--- Data supplied Enclosed Below ---

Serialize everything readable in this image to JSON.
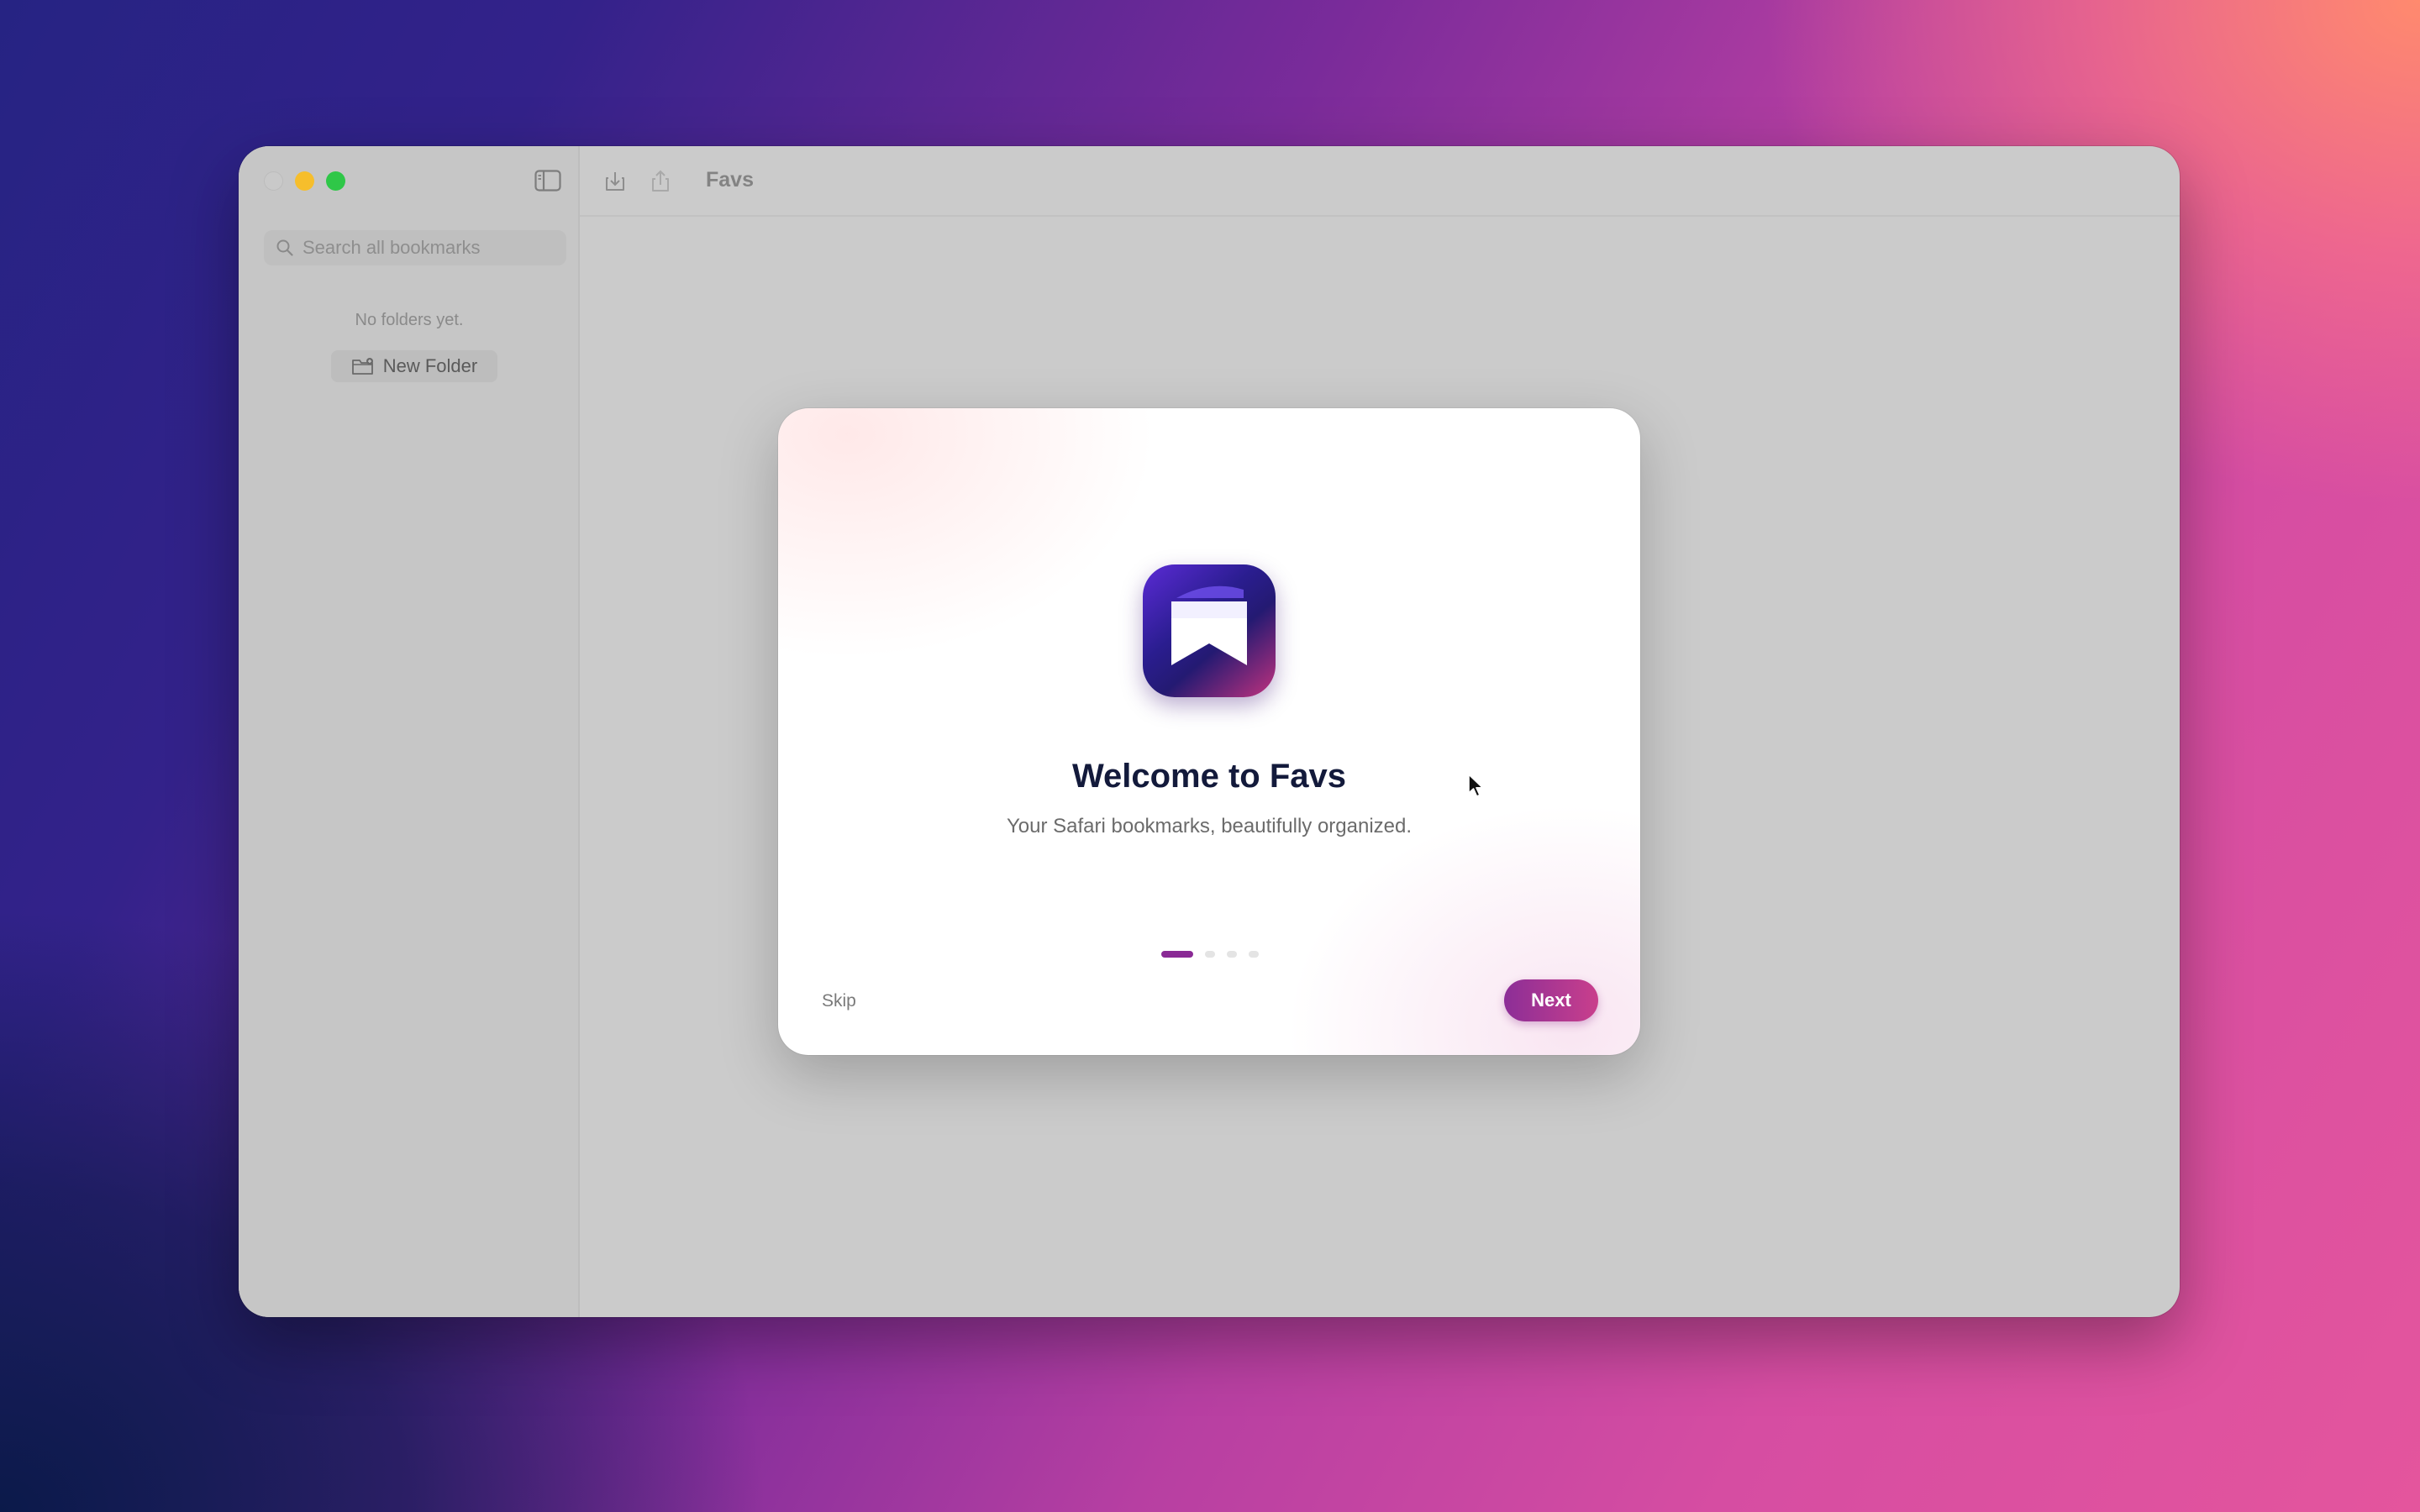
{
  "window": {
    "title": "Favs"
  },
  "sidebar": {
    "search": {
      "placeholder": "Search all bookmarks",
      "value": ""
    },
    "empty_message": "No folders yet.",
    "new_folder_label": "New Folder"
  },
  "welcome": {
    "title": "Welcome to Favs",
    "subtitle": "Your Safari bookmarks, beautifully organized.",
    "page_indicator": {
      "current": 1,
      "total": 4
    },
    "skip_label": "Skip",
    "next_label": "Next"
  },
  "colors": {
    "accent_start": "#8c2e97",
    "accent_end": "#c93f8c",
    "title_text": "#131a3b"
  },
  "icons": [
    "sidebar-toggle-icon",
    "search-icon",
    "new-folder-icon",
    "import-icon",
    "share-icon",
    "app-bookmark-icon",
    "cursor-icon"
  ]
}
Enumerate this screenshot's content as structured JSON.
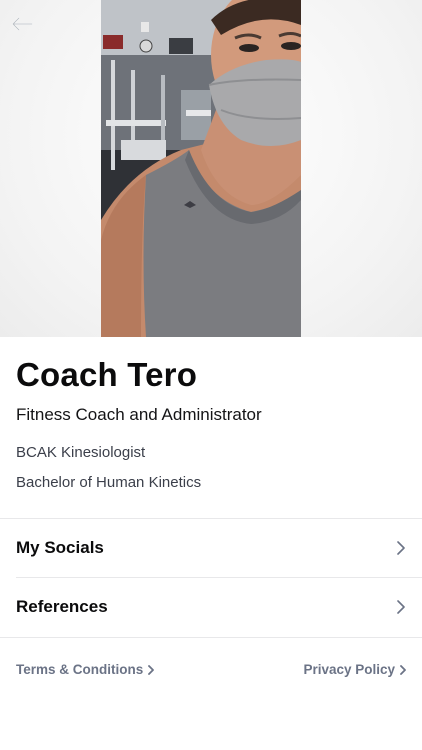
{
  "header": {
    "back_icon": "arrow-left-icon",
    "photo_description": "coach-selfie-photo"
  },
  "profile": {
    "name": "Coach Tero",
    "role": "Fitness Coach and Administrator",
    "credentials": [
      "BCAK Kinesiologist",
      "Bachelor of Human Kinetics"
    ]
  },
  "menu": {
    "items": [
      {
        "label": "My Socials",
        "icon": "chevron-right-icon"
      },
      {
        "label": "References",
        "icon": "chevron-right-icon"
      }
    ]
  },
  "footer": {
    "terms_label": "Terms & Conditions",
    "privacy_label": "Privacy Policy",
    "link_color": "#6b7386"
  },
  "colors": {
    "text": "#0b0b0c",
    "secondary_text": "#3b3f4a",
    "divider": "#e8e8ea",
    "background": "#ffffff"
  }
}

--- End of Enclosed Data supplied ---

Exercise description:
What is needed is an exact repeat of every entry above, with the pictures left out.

Written solution:
Serialize everything readable in this image to JSON.
{
  "window": {
    "title": "Favs"
  },
  "sidebar": {
    "search": {
      "placeholder": "Search all bookmarks",
      "value": ""
    },
    "empty_message": "No folders yet.",
    "new_folder_label": "New Folder"
  },
  "welcome": {
    "title": "Welcome to Favs",
    "subtitle": "Your Safari bookmarks, beautifully organized.",
    "page_indicator": {
      "current": 1,
      "total": 4
    },
    "skip_label": "Skip",
    "next_label": "Next"
  },
  "colors": {
    "accent_start": "#8c2e97",
    "accent_end": "#c93f8c",
    "title_text": "#131a3b"
  },
  "icons": [
    "sidebar-toggle-icon",
    "search-icon",
    "new-folder-icon",
    "import-icon",
    "share-icon",
    "app-bookmark-icon",
    "cursor-icon"
  ]
}
Enumerate this screenshot's content as structured JSON.
{
  "header": {
    "back_icon": "arrow-left-icon",
    "photo_description": "coach-selfie-photo"
  },
  "profile": {
    "name": "Coach Tero",
    "role": "Fitness Coach and Administrator",
    "credentials": [
      "BCAK Kinesiologist",
      "Bachelor of Human Kinetics"
    ]
  },
  "menu": {
    "items": [
      {
        "label": "My Socials",
        "icon": "chevron-right-icon"
      },
      {
        "label": "References",
        "icon": "chevron-right-icon"
      }
    ]
  },
  "footer": {
    "terms_label": "Terms & Conditions",
    "privacy_label": "Privacy Policy",
    "link_color": "#6b7386"
  },
  "colors": {
    "text": "#0b0b0c",
    "secondary_text": "#3b3f4a",
    "divider": "#e8e8ea",
    "background": "#ffffff"
  }
}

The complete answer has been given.